In the past, when I was in the thick of preschool paintings and children's certificates of achievement (which sometimes seemed like they received for just having a face) while cleaning closets or drawers, I had an impulse to toss the extra papers away--and I did. I've even been tempted to throw the whole box away at different white tornado moments.
But now I keep the box, because I have a different image that springs from the experiences of losing my own loved ones. Each Grandma had her own box of keepsakes and cards I read while sitting on the floor with family-- mostly cards from people I didn't know. It was a last testament of sorts, of a person's life, of the people who appreciated them, of their thoughtfulness and good deeds, perhaps savored by the living when one's worth needed measurement.
So I indulgently think of my own passing, and my daughters gathered on the floor, trying to sort out the stuff of a life. I don't expect them to keep the contents of the box, for life goes on and cannot be slowed by someone else's cardboard box. But I see them learning things about their mom they never knew. It will all come through the words of people they barely know, and some they know well.

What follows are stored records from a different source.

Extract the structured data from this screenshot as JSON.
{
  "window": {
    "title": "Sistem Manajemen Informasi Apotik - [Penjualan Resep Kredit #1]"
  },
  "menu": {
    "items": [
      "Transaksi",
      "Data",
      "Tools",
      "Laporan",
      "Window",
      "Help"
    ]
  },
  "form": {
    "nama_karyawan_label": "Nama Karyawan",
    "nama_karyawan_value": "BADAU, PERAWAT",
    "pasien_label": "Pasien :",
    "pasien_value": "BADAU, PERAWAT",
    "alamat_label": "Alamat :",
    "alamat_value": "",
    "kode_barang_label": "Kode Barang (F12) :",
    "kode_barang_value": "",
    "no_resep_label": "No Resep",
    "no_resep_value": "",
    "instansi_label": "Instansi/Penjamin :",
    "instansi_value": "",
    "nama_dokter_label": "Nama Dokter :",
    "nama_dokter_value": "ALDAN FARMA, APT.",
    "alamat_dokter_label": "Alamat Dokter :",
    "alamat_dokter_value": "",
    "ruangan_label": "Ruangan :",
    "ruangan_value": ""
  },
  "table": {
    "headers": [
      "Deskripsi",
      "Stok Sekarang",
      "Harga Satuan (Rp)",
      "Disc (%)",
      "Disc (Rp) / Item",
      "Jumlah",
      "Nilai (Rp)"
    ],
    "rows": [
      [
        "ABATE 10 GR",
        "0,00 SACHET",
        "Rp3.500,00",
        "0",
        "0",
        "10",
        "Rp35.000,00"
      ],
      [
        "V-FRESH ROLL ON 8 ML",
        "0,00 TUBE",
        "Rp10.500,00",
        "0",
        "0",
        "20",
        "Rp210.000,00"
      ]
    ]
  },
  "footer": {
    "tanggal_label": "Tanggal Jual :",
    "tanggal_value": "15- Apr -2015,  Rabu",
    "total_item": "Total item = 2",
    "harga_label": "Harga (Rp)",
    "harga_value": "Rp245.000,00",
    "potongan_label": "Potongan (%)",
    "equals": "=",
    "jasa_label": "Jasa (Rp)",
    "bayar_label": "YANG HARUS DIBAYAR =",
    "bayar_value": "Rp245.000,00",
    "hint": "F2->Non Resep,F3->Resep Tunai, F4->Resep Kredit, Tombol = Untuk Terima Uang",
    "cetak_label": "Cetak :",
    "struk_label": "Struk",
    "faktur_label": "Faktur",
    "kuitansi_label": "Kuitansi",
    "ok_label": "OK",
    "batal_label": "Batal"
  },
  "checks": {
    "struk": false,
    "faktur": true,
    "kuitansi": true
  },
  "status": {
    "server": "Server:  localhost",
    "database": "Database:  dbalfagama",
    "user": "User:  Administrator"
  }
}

My cousin found in the back of her mother's drawer a small purse with white gloves and a marriage certificate long forgotten and taboo in her new marriage. It was a tender moment as she shared in death a tenderness her mother never spoke of.